▸ What you should do
Lines in the listing below may contain the string "name". Say how many do, giving only the number.

▸ Information
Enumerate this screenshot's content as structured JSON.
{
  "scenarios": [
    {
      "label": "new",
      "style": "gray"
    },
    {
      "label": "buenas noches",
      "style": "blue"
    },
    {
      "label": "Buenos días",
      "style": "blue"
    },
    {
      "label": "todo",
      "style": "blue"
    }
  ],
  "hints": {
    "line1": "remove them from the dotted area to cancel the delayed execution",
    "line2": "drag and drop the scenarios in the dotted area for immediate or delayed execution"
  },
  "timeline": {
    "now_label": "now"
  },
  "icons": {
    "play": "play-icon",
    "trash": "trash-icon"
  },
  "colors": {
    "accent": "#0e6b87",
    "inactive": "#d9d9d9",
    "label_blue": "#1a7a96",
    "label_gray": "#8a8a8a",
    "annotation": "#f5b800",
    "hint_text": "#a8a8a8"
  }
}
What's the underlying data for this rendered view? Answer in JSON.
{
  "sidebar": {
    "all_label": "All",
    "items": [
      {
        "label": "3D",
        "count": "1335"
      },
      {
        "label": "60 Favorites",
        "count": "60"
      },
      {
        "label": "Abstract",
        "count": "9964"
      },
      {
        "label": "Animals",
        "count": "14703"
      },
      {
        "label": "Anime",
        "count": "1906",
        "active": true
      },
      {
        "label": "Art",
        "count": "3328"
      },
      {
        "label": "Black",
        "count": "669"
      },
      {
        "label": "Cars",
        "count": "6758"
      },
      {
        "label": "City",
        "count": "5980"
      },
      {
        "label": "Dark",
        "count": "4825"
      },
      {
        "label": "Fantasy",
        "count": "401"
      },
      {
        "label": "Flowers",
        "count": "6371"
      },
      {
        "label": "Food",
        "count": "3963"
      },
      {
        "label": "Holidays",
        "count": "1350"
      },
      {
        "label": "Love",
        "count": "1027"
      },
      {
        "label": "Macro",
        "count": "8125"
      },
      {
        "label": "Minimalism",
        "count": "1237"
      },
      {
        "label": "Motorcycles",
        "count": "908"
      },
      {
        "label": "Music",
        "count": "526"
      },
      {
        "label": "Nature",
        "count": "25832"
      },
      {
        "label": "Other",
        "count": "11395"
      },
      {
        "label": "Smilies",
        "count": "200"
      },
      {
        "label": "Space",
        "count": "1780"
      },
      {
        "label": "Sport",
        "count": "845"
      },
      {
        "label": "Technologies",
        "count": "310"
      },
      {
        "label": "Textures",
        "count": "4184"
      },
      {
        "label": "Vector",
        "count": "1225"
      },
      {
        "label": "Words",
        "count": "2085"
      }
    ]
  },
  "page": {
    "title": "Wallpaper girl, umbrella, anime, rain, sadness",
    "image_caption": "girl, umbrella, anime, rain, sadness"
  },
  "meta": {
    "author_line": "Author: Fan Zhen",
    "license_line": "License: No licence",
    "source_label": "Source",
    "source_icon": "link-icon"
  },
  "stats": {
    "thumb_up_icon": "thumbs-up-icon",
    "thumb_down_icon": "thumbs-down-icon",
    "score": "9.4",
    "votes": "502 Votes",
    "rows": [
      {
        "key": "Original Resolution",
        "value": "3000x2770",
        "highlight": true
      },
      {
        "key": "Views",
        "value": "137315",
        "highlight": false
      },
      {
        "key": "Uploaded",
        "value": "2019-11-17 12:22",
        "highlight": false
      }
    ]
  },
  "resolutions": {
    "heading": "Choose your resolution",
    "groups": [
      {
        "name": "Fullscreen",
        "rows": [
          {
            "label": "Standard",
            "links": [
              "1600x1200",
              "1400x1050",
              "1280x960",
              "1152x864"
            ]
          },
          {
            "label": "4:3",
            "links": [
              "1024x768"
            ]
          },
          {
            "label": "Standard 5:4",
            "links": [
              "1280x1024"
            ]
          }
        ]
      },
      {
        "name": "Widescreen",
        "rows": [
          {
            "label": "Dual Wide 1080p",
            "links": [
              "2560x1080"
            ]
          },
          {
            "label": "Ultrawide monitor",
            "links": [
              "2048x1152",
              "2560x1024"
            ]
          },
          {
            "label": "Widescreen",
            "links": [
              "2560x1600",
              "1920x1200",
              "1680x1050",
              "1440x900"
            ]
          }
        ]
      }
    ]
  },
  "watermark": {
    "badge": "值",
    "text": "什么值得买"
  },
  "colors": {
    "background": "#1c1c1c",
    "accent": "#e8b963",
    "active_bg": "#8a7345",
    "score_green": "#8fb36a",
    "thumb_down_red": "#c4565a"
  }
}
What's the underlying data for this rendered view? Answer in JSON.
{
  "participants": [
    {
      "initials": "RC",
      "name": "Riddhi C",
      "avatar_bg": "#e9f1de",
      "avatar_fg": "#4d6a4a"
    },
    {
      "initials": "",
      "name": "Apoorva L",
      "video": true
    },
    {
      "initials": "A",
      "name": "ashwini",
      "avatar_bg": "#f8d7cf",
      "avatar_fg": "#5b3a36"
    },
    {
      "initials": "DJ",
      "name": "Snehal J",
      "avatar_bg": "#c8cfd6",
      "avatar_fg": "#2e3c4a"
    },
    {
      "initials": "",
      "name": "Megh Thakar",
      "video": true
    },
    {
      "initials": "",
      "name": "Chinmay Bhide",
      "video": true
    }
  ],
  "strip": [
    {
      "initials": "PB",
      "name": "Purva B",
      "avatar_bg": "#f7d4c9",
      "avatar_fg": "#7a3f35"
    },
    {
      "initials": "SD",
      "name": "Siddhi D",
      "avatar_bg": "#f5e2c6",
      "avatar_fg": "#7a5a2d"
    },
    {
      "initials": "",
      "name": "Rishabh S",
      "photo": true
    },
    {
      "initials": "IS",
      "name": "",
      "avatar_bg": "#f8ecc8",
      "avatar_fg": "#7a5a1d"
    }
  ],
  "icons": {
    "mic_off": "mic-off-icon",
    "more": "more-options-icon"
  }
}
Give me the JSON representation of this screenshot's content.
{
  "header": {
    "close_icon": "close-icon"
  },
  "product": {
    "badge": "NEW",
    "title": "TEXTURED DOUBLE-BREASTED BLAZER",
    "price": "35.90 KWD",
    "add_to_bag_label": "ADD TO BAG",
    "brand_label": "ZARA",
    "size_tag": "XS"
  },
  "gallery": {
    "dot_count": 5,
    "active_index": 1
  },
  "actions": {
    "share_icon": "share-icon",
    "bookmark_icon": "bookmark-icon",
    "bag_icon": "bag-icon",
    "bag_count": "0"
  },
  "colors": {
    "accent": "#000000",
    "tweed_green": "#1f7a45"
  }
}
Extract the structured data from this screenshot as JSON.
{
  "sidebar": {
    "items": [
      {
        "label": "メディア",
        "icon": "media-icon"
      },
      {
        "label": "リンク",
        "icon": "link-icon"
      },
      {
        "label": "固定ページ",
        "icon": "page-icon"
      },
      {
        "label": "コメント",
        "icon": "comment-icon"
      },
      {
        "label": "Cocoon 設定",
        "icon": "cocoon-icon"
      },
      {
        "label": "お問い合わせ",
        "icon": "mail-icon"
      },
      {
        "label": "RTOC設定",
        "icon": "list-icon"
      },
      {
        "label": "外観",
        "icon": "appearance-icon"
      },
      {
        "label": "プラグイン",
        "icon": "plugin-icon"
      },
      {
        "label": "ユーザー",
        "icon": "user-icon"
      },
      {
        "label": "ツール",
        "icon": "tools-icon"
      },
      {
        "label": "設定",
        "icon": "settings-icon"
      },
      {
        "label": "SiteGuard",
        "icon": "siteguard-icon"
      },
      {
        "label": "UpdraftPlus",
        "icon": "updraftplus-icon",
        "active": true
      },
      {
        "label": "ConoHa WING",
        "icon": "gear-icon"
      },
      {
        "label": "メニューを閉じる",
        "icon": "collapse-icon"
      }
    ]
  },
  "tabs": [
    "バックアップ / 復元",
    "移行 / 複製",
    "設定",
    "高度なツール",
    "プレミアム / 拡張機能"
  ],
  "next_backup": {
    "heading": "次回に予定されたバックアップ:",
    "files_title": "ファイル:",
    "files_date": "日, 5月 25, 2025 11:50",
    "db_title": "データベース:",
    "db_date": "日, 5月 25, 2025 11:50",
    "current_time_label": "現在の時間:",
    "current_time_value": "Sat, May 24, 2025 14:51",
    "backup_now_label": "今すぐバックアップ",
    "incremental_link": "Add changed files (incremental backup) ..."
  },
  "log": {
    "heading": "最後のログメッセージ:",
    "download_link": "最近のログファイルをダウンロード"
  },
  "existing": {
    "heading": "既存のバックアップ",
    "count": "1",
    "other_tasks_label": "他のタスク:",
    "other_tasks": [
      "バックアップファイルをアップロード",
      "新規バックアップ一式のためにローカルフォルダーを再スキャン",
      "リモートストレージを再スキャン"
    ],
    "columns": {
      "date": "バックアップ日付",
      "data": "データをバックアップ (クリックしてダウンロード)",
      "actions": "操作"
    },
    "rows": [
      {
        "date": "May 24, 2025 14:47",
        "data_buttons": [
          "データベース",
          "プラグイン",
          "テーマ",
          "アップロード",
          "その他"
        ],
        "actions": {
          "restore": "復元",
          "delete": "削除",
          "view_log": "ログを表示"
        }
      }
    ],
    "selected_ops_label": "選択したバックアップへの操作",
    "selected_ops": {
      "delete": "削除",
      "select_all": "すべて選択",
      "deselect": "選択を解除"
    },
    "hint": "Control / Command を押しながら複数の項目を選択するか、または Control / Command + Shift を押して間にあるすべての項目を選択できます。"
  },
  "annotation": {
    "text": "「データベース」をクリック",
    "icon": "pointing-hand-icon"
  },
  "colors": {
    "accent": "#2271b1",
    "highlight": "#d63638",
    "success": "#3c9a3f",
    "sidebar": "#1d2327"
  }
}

▸ Written response
12